“I feel in a different way because I realized that we have to fight because it’s for our identities, for our values, for our history, for our culture,” Hirchak said.

Hirchak hosts an on-campus club called Ukrainian Conversation Hour, which allows people to learn Ukrainian and talk about the country’s culture.

Makarenko and Hirchak are cautiously optimistic about the Ukrainian military’s ability to thwart Russia.

“The Russian president was saying they would be able to take Kyiv in three days … which didn’t happen, and I think that the Ukrainian army has become even stronger, and all we need is weapons,” she said.

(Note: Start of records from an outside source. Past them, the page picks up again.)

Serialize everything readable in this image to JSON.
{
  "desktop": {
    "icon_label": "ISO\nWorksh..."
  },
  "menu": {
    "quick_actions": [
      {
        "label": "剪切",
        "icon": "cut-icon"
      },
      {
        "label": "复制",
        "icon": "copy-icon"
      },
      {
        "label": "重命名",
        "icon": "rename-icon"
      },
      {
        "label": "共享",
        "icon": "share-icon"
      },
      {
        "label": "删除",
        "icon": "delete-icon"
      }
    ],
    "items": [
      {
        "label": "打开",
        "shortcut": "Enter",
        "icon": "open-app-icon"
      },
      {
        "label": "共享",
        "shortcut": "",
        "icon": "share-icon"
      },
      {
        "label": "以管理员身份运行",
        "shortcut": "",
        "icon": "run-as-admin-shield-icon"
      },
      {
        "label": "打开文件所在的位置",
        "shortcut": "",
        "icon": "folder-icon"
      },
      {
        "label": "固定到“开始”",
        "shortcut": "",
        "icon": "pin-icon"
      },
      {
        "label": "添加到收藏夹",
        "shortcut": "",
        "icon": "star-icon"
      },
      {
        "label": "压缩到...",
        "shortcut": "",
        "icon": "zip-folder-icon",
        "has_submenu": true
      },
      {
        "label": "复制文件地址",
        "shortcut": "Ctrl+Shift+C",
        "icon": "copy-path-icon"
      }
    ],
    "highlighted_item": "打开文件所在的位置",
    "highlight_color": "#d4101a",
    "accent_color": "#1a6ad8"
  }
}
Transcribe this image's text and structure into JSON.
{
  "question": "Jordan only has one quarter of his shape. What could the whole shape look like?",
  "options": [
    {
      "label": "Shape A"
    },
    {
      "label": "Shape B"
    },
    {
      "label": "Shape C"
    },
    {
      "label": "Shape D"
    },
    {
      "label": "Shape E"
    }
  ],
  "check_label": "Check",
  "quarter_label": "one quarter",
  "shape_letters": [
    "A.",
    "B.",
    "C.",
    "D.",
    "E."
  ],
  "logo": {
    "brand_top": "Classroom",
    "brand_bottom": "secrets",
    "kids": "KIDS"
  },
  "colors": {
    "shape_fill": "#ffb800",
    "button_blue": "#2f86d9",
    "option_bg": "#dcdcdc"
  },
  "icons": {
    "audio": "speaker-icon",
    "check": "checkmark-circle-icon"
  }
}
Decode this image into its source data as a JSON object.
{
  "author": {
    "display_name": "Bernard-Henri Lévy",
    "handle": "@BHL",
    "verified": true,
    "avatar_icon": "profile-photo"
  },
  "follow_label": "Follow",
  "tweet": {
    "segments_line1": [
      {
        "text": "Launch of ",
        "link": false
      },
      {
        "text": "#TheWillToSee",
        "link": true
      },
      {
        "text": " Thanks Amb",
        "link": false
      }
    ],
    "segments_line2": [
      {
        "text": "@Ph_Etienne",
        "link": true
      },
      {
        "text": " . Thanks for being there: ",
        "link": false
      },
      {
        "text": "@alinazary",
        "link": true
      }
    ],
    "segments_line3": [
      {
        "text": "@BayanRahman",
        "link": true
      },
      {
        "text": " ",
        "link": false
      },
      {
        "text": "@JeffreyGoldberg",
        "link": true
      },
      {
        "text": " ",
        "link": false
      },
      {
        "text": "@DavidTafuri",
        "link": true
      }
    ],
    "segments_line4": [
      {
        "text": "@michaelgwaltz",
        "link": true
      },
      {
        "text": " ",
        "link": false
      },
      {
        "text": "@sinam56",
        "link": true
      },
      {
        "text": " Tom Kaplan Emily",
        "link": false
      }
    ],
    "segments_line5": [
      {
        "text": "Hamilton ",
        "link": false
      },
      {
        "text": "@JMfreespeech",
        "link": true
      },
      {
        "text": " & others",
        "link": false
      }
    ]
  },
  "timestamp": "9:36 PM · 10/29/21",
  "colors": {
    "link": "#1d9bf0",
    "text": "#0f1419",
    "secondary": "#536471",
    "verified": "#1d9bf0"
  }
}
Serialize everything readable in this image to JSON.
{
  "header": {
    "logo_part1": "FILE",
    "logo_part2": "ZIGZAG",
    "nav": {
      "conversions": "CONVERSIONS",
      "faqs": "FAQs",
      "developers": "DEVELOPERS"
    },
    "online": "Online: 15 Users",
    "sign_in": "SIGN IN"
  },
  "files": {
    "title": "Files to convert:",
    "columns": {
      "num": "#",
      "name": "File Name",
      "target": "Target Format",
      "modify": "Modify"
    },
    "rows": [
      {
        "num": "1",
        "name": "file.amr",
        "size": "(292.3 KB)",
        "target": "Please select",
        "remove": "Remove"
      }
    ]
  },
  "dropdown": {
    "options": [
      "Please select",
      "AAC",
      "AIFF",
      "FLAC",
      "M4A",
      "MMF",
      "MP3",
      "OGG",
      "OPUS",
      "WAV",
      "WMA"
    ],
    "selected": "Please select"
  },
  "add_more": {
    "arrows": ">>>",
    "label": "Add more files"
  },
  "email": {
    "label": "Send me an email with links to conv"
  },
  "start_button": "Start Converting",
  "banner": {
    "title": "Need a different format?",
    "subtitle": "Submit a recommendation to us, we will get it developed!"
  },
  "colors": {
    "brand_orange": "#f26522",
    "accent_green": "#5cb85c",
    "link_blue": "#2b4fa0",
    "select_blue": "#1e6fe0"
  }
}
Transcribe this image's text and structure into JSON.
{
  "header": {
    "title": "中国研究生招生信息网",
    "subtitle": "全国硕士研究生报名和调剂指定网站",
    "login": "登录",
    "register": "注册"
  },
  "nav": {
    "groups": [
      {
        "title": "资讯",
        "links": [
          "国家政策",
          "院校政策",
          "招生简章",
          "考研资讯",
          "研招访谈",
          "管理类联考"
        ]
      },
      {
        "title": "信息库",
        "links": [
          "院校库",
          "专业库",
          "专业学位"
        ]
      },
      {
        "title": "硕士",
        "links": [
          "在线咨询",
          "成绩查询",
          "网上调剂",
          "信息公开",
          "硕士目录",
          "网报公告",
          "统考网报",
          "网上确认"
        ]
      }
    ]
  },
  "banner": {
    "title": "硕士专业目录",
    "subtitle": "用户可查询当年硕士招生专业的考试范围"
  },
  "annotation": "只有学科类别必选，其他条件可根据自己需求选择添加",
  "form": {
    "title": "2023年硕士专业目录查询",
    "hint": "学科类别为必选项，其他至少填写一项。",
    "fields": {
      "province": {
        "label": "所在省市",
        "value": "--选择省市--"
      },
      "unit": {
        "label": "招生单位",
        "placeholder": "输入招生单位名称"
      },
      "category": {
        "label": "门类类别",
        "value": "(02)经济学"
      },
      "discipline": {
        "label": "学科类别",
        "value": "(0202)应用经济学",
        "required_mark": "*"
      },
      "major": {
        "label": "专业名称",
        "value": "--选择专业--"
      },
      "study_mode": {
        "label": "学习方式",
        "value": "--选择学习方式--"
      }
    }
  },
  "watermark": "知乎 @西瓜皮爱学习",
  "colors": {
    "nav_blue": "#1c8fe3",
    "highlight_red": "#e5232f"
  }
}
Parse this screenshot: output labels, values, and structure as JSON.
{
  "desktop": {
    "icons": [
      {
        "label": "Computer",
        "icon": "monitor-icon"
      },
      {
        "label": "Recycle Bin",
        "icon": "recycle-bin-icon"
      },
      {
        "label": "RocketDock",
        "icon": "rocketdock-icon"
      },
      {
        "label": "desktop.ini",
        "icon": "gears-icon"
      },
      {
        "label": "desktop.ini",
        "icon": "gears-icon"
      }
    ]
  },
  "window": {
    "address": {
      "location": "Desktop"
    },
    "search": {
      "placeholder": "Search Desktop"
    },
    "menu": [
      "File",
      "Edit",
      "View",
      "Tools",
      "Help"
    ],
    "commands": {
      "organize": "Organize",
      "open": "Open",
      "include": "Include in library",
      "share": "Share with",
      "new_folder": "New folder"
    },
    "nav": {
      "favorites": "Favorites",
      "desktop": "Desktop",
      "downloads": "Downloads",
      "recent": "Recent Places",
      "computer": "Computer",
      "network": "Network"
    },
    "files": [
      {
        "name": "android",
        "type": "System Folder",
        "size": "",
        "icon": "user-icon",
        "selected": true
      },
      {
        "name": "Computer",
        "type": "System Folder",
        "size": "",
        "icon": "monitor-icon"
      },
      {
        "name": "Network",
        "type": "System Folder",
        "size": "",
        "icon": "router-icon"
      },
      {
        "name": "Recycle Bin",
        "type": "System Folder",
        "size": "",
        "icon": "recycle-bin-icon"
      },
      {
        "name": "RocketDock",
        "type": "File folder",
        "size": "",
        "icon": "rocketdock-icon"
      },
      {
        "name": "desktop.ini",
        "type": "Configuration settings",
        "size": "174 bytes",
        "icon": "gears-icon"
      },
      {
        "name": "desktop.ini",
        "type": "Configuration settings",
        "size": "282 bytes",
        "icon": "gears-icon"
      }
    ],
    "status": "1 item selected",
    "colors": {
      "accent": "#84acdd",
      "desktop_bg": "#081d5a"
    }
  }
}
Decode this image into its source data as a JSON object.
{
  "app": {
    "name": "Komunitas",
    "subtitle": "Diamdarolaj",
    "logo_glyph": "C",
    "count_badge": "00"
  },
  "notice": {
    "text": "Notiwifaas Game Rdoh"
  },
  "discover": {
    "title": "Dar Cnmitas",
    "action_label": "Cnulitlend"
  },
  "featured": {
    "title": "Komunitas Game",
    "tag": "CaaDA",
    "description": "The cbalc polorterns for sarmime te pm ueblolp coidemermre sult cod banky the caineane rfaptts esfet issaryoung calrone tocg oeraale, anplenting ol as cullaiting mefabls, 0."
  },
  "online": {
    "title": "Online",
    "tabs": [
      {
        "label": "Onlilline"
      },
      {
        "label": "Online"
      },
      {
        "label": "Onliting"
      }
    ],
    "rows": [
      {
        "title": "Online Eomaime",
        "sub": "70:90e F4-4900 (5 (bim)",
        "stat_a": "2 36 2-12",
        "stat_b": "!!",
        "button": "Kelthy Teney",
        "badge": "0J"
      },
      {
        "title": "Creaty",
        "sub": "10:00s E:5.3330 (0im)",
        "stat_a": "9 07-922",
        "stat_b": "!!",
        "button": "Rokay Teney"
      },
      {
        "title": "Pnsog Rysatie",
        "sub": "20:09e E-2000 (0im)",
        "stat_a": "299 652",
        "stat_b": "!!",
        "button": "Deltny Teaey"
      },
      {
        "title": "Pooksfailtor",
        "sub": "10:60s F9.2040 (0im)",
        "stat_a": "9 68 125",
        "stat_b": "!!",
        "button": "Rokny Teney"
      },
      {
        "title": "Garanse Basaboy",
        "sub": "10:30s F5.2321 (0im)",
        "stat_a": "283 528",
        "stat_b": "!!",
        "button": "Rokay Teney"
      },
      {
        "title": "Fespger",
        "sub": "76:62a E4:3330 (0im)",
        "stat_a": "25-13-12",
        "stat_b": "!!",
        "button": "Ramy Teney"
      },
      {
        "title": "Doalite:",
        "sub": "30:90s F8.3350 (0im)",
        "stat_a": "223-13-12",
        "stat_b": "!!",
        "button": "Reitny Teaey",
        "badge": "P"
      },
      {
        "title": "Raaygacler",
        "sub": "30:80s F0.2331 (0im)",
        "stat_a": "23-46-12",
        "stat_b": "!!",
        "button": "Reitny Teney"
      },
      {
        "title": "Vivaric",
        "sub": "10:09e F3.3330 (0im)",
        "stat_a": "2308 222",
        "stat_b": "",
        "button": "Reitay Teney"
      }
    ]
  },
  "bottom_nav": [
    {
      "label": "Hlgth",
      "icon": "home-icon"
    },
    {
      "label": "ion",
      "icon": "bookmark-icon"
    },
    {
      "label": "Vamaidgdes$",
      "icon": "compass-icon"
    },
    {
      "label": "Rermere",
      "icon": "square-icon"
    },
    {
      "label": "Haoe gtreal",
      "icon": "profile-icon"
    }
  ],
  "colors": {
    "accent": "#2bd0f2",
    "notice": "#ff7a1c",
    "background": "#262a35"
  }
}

Makarenko paints a similar picture of the Ukrainian army’s strength.

“I don’t think Ukrainians think of themselves as a small nation,” Makarenko said. “We’re definitely not small, and that’s what helps us continue fighting and continue defending the country.”

Hirchak said Ukraine needs support, not just from the people of Ukraine, but from the whole world.

“I think we need to support Ukraine now. Because if we don’t do that, and if Ukraine is taken over, then there will be a threat for Europe, for America, for the rest of the world,” Hirchak said.